"I WON'T WEAR OTHER PYJAMAS" (there are about 6 perfectly good pairs in her drawer)
"DON'T TAKE THESE ONES OFF ME I WILL STAY WET"
"I WILL ONLY WEAR DAYTIME CLOTHES IF I CANT WEAR THESE"
I cajoled, I empathized, I hugged, I spent a long time commiserating with her over the wet PJ situation, but the screaming got louder and I couldn't talk her down. I realized that we had run into that old roadblock, Geekygirl being incapable of accepting something contrary to her worldview

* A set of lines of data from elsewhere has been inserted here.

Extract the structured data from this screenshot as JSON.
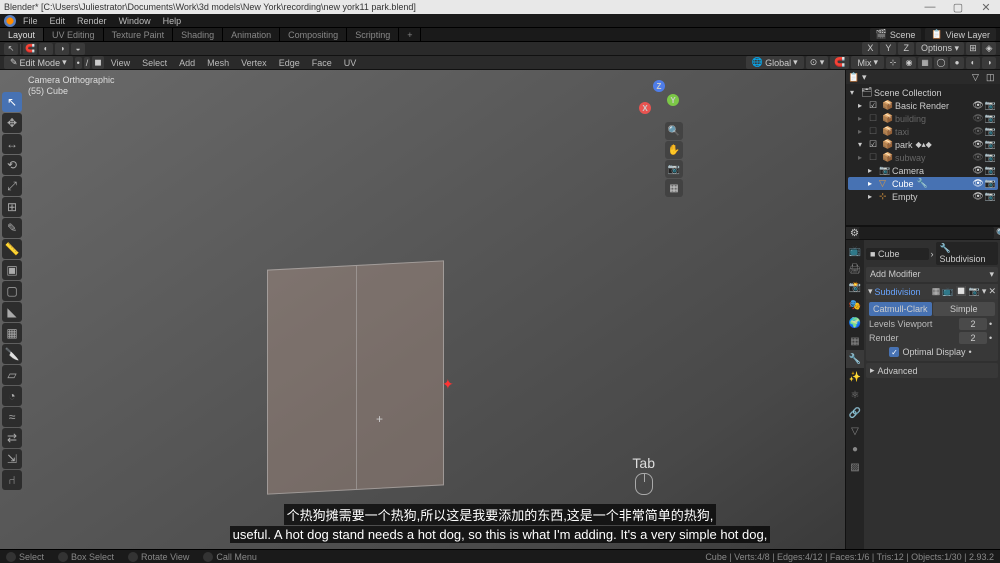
{
  "title": "Blender* [C:\\Users\\Juliestrator\\Documents\\Work\\3d models\\New York\\recording\\new york11 park.blend]",
  "menus": [
    "File",
    "Edit",
    "Render",
    "Window",
    "Help"
  ],
  "workspaces": [
    "Layout",
    "UV Editing",
    "Texture Paint",
    "Shading",
    "Animation",
    "Compositing",
    "Scripting"
  ],
  "active_workspace": "Layout",
  "scene_name": "Scene",
  "view_layer": "View Layer",
  "header_right": {
    "xyz": [
      "X",
      "Y",
      "Z"
    ],
    "options": "Options"
  },
  "viewport": {
    "global": "Global",
    "mix": "Mix",
    "mode": "Edit Mode",
    "menu_items": [
      "View",
      "Select",
      "Add",
      "Mesh",
      "Vertex",
      "Edge",
      "Face",
      "UV"
    ],
    "info_line1": "Camera Orthographic",
    "info_line2": "(55) Cube"
  },
  "tab_hint": "Tab",
  "outliner": {
    "root": "Scene Collection",
    "items": [
      {
        "name": "Basic Render",
        "ico": "📦",
        "dimmed": false
      },
      {
        "name": "building",
        "ico": "📦",
        "dimmed": true
      },
      {
        "name": "taxi",
        "ico": "📦",
        "dimmed": true
      },
      {
        "name": "park",
        "ico": "📦",
        "dimmed": false,
        "has_children": true,
        "color": "#c29c4b"
      },
      {
        "name": "subway",
        "ico": "📦",
        "dimmed": true
      }
    ],
    "children": [
      {
        "name": "Camera",
        "ico": "📷",
        "orange": true
      },
      {
        "name": "Cube",
        "ico": "▽",
        "orange": true,
        "selected": true
      },
      {
        "name": "Empty",
        "ico": "⊹",
        "orange": true
      }
    ]
  },
  "props": {
    "obj_name": "Cube",
    "mod_name": "Subdivision",
    "add_modifier": "Add Modifier",
    "panel_title": "Subdivision",
    "algo": {
      "a": "Catmull-Clark",
      "b": "Simple"
    },
    "levels_viewport_label": "Levels Viewport",
    "levels_viewport": 2,
    "render_label": "Render",
    "render": 2,
    "optimal": "Optimal Display",
    "advanced": "Advanced"
  },
  "subtitle_cn": "个热狗摊需要一个热狗,所以这是我要添加的东西,这是一个非常简单的热狗,",
  "subtitle_en": "useful. A hot dog stand needs a hot dog, so this is what I'm adding. It's a very simple hot dog,",
  "status": {
    "select": "Select",
    "box": "Box Select",
    "rotate": "Rotate View",
    "menu": "Call Menu",
    "stats": "Cube  |  Verts:4/8  |  Edges:4/12  |  Faces:1/6  |  Tris:12  |  Objects:1/30  |  2.93.2"
  }
}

She wailed and screamed. I wrestled her into clean pyjamas (last weeks favourites, so I know there is nothing fundementally wrong with them), she tore them off, I warned her, put them on her again and when she took them off again I gave her a time out. I felt totally ridiculous and incompetent giving my child a time out at three in the morning. I sat near her and she screamed for almost the full four minutes, finally calming down. I got her to bed. She asked for stories and so relieved was I that she wasn't screaming any more I agreed to two. Then she asked for more. I said no. She asked me to sit with her on the rocking chair all night. I sat for quite some time but eventually told her I was going back to my bed. Guess where we ended up? Back with the ear splitting screaming. At this point both cats left the house in disgust and the dog buried her head under her tail. I wished I had either of those options, and starting to get very angry and ready to scream myself. I went into the kitchen and took some deep breaths and stamped my feet hard. This brought Geekydaddy in, and thankfully he took over. I was completely spent.
Three more four minute screaming time outs later (with Geekydaddy sitting right there with her) she was cried out and finally went back to sleep. It was just after 4.00am

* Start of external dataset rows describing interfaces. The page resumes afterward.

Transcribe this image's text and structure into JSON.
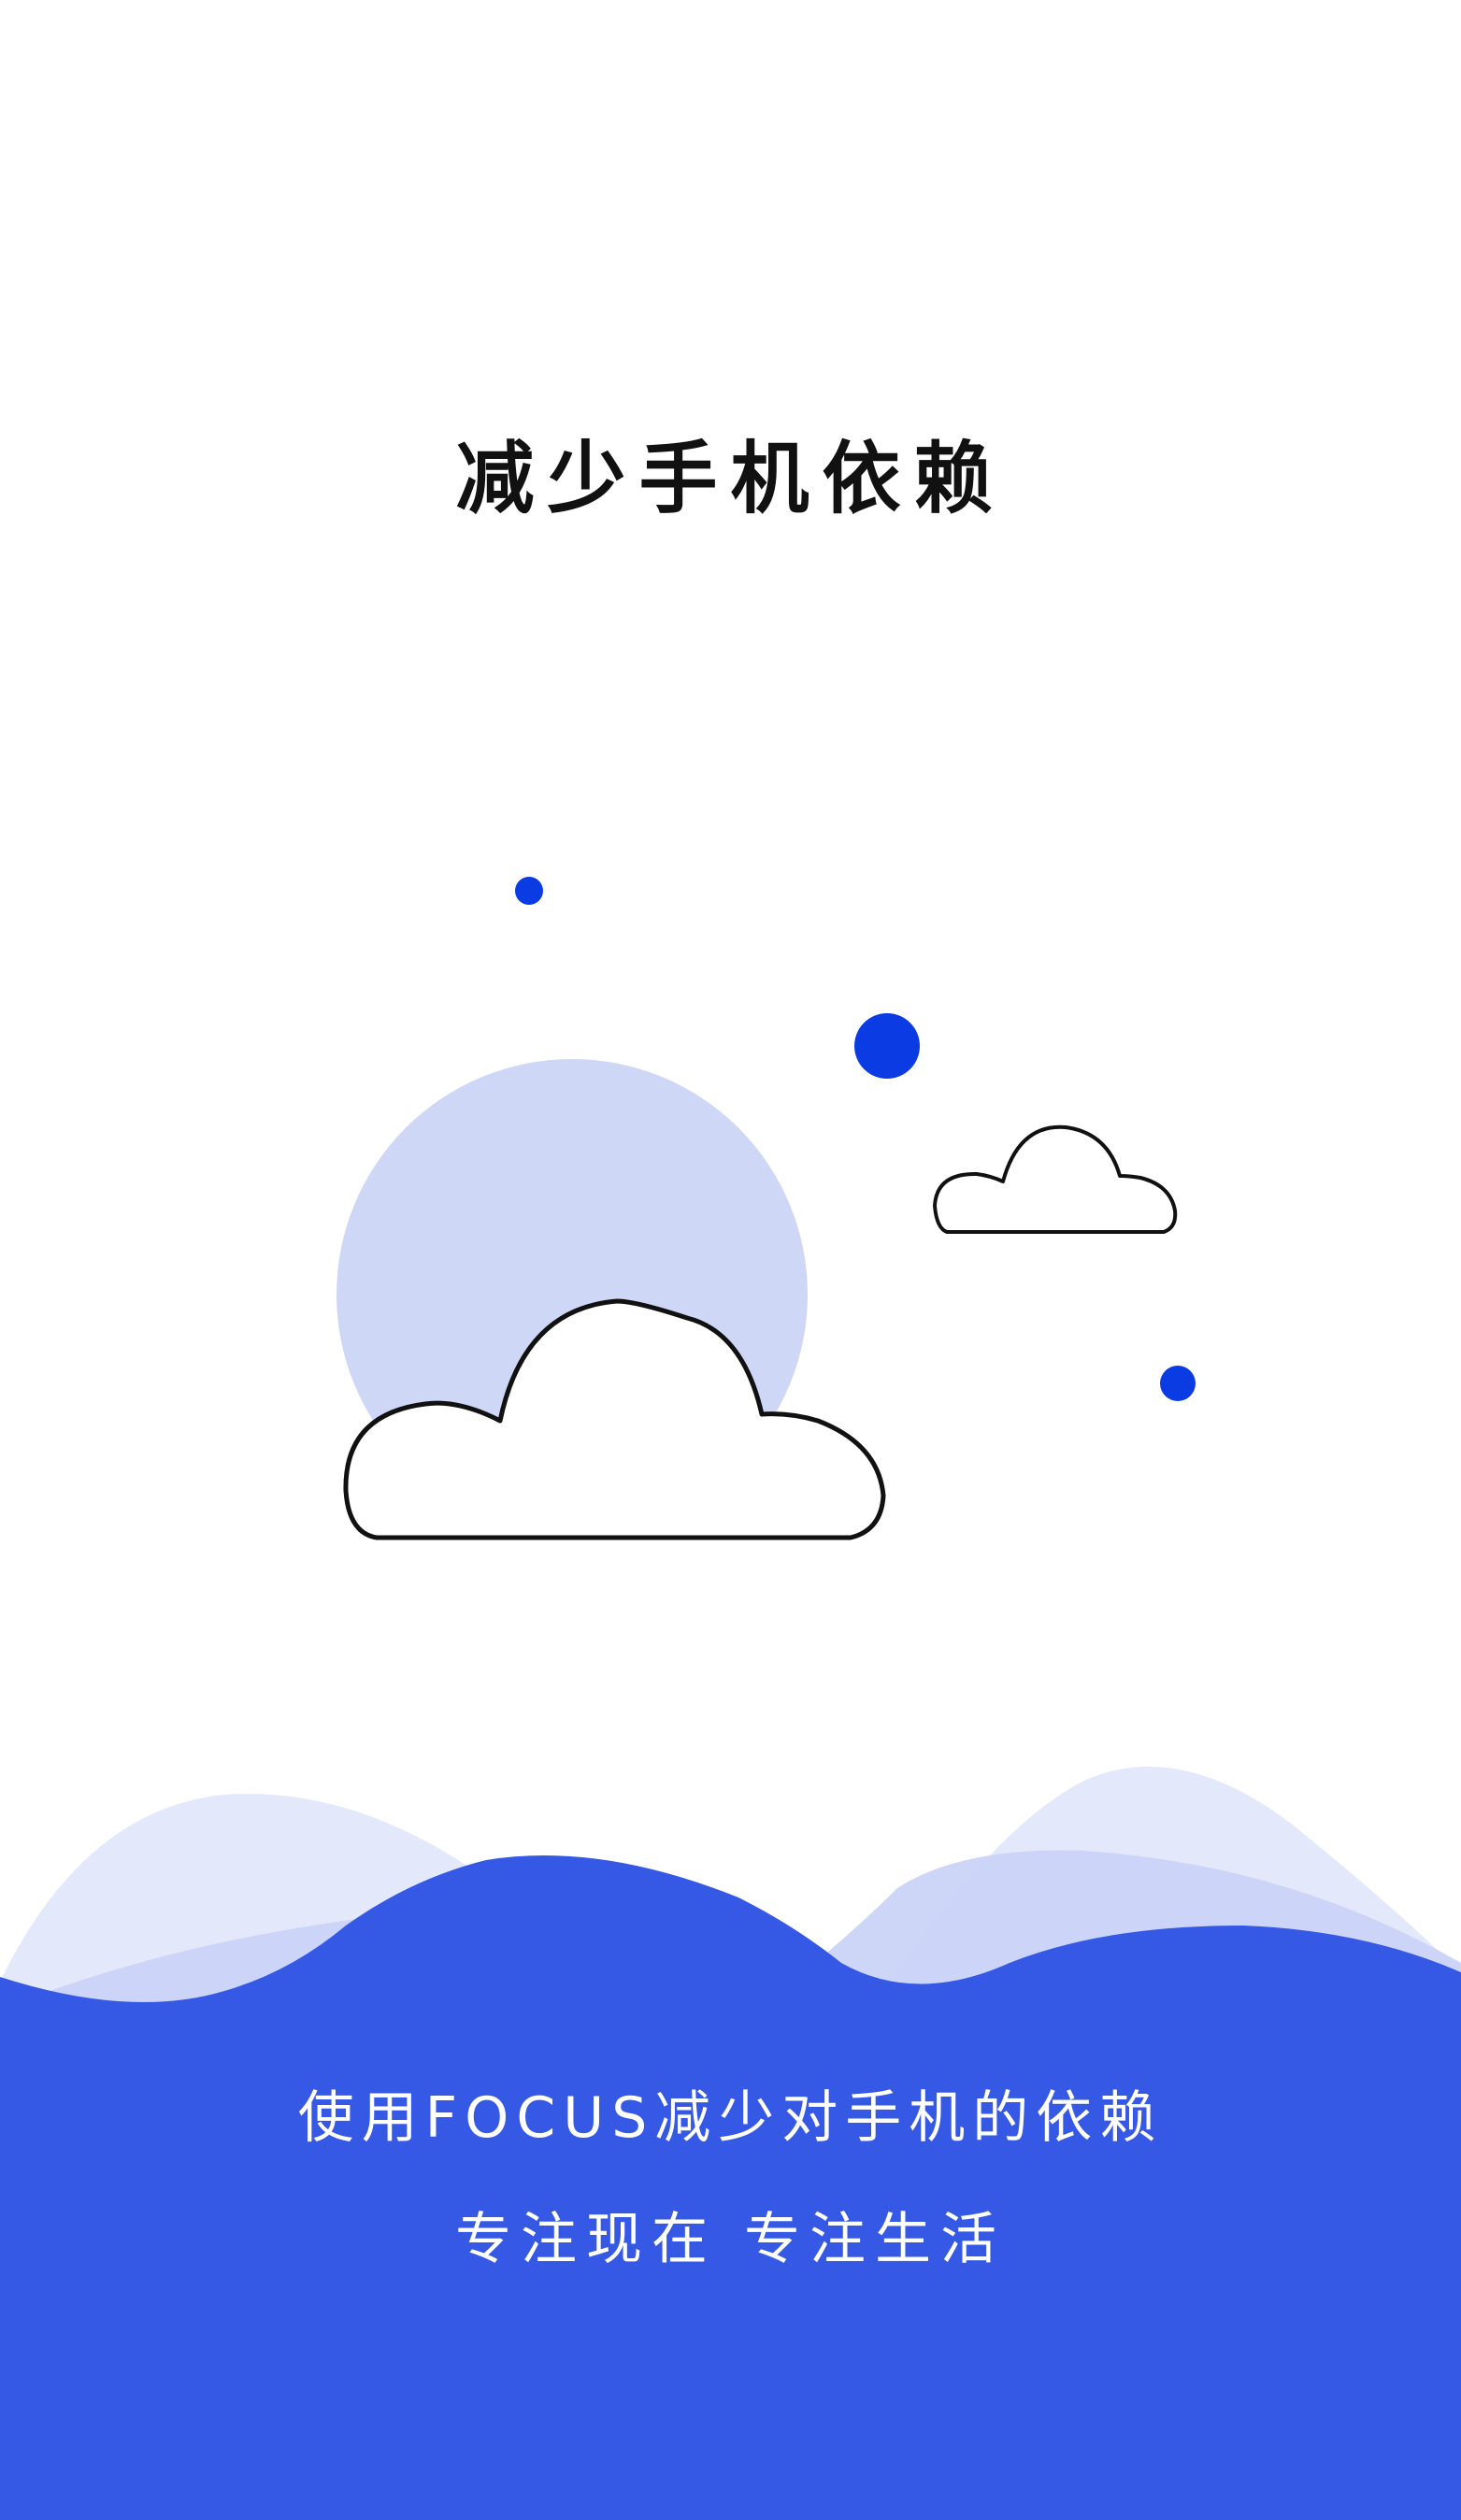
{
  "title": "减少手机依赖",
  "caption": {
    "line1": "使用FOCUS减少对手机的依赖",
    "line2": "专注现在 专注生活"
  },
  "colors": {
    "brand_blue": "#3558E5",
    "dot_blue": "#0B3BE3",
    "moon_light": "#CFD7F7",
    "wave_light": "#E3E8FB",
    "wave_mid": "#C9D2F6",
    "background": "#FFFFFF",
    "title_text": "#111111",
    "caption_text": "#FFFFFF"
  },
  "icons": {
    "large_cloud": "cloud-outline-icon",
    "small_cloud": "cloud-outline-icon",
    "moon": "moon-circle-icon",
    "dots": "dot-icon"
  }
}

I spent the day at work feeling rather shell shocked ( and rather tired). I felt so guilty, as if I had failed her somehow. But in the cold light of day I realized that yet again we have been letting Geekyirl push the envelope and run the show. She needs her boundaries. I would rather be a laid back parent. For at least the last month she has been coming out of her room several times after bedtime, and in the middle of the night too. She wants a different duvet cover, there is a tiny spot of milk on her sheet and it must be changed right now, she needs another book, she piles her bed full of costumes and toys and plays for far too long, and she insists on having the room far too light. And I comply with all this because I want to keep bedtime conflict free, and besides i don't really mind which duvet cover or sheet she has, or if she changes her pyjamas twelve times before going to sleep, or if she sleeps covered in a pile disney princess costumes. I forget that she needs me to sometimes say no.

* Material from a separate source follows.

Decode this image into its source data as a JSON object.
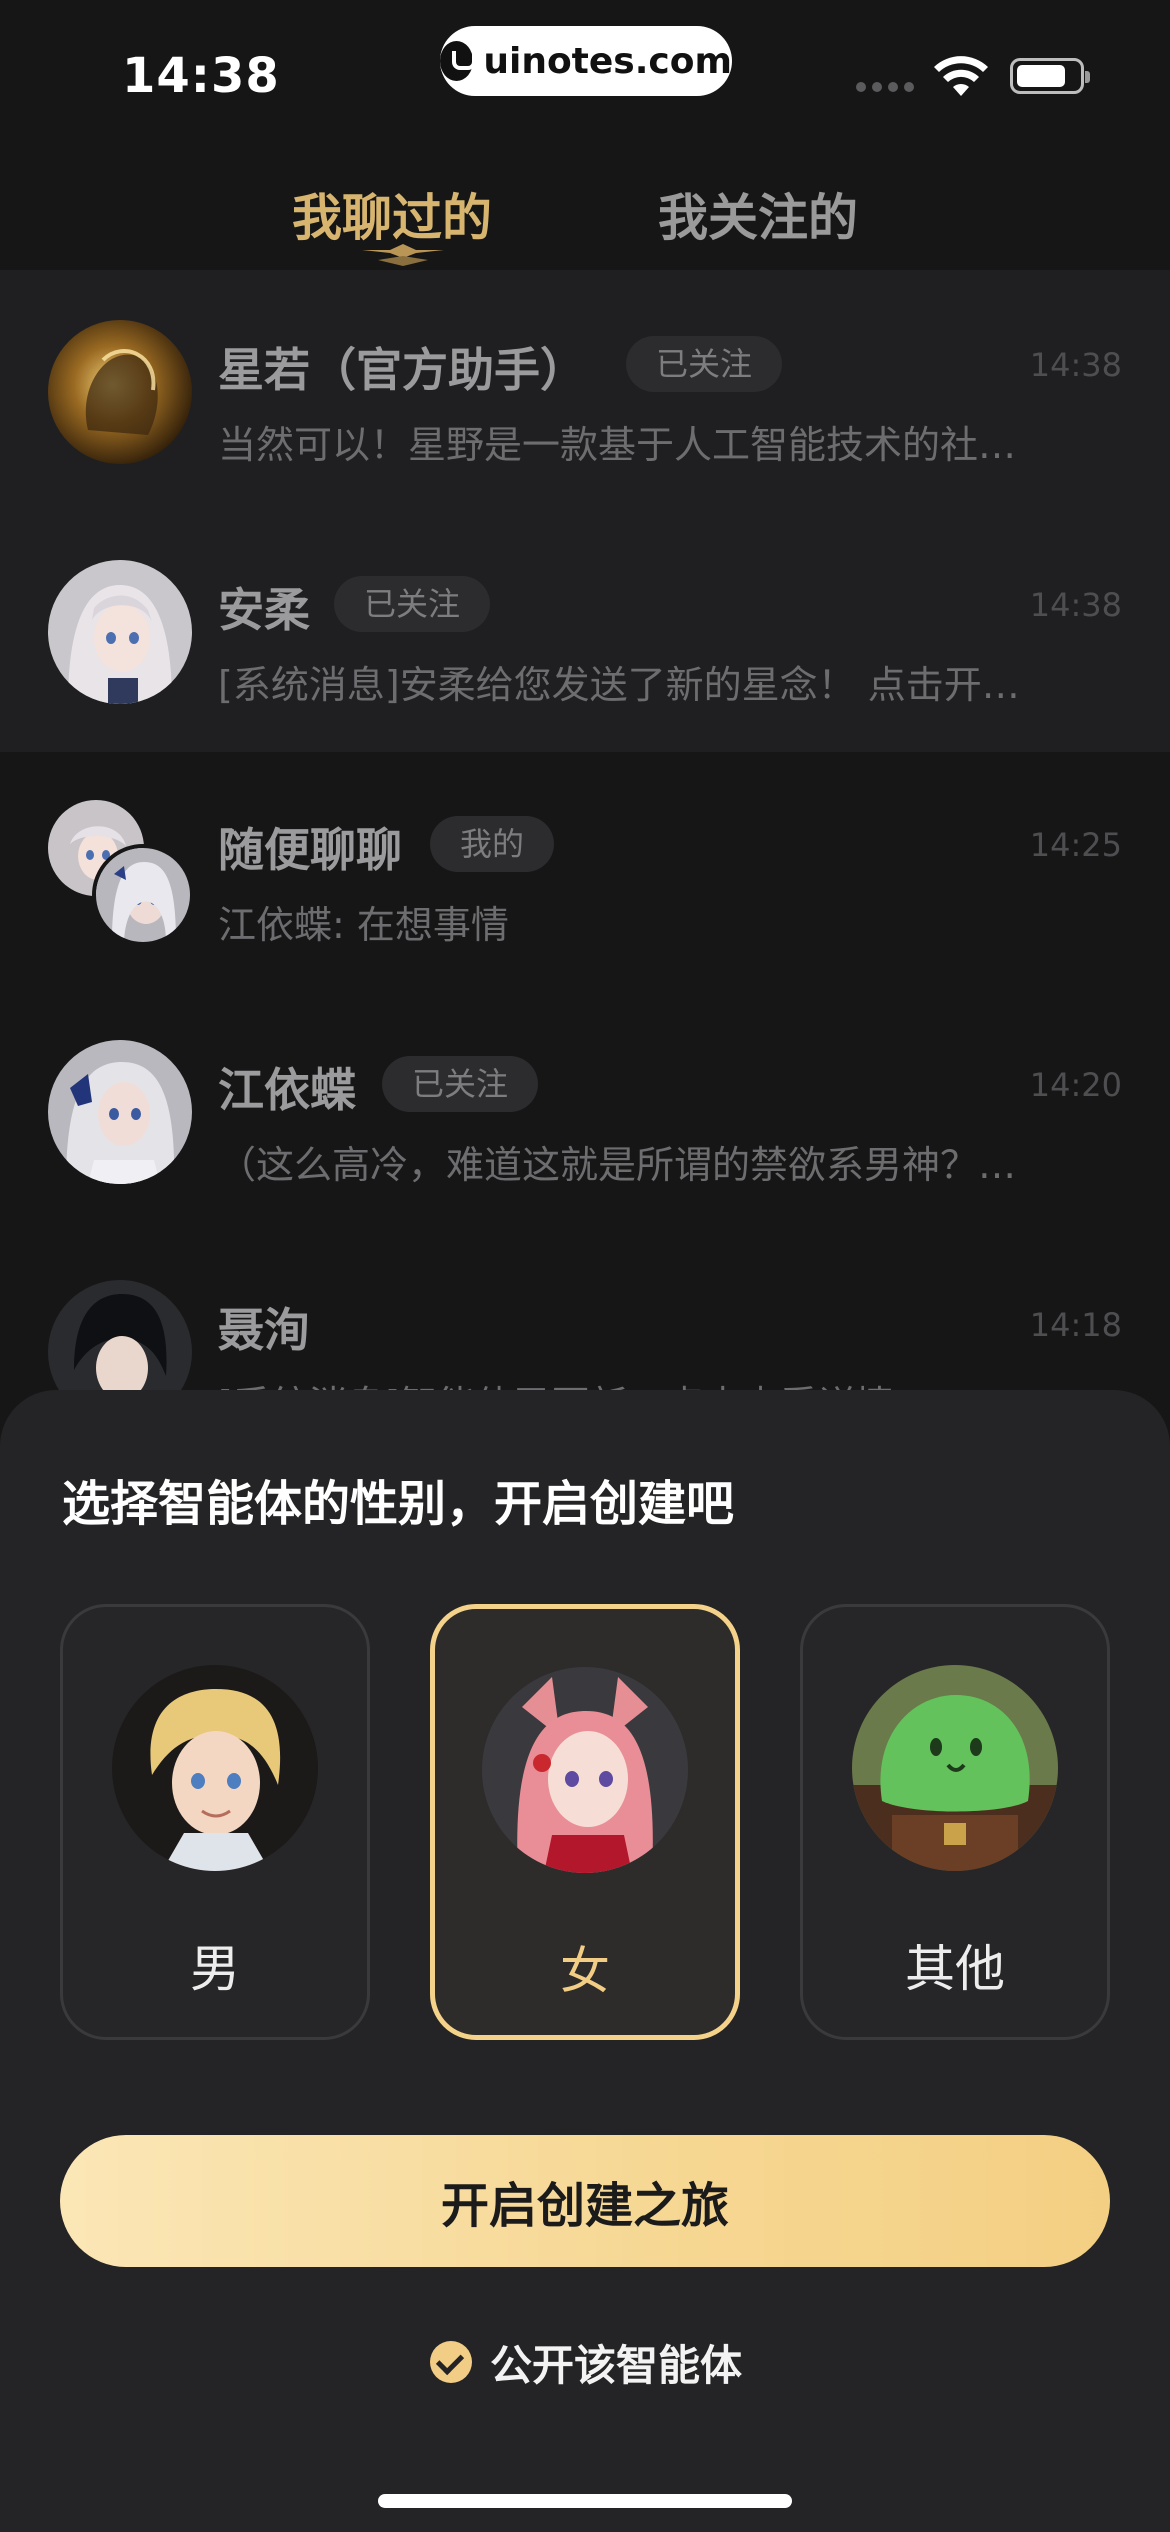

I also realized that though she did indeed scream for a horrendous amount of time, it probably felt worse contrasted against silence of the night, and that she didn't bite, scratch or hit me, which is a first. Usually when she loses it I'm at risk of losing an eye. Last night it was just my eardrums that were in peril. The next morning her favourite pair of leggings were dirty, and she managed to pull herself together and find another pair with nairy a tear, in fact she showed a mature and resigned acceptance of the legging situation.
Maybe last nights screaming was some kind of catharsis to cope with the loss of the pacifier. Maybe she is finding ways to cope when things don't go her way.
Tonight we reminded ourselves of the bedtime expectations. I bought a new nightlight digital clock (it is very cool, it changes colors when you press it), and kept the room dark. I refused to indulge her nighttime sillinesses. And she fell fast asleep at 8.30pm.
I've read that every 6 months young children go through grown and development spurts that can leave them helpless victims of their emotions. Three and a half was hard, and I guess we have hit four. We'll hold on for the ride. And if we have another night like that we'll call in the therapists.
Advice much appreciated.
Here she is, Batgirl herself in the ill fated pyjamas. Her super power is her insanity inducing scream.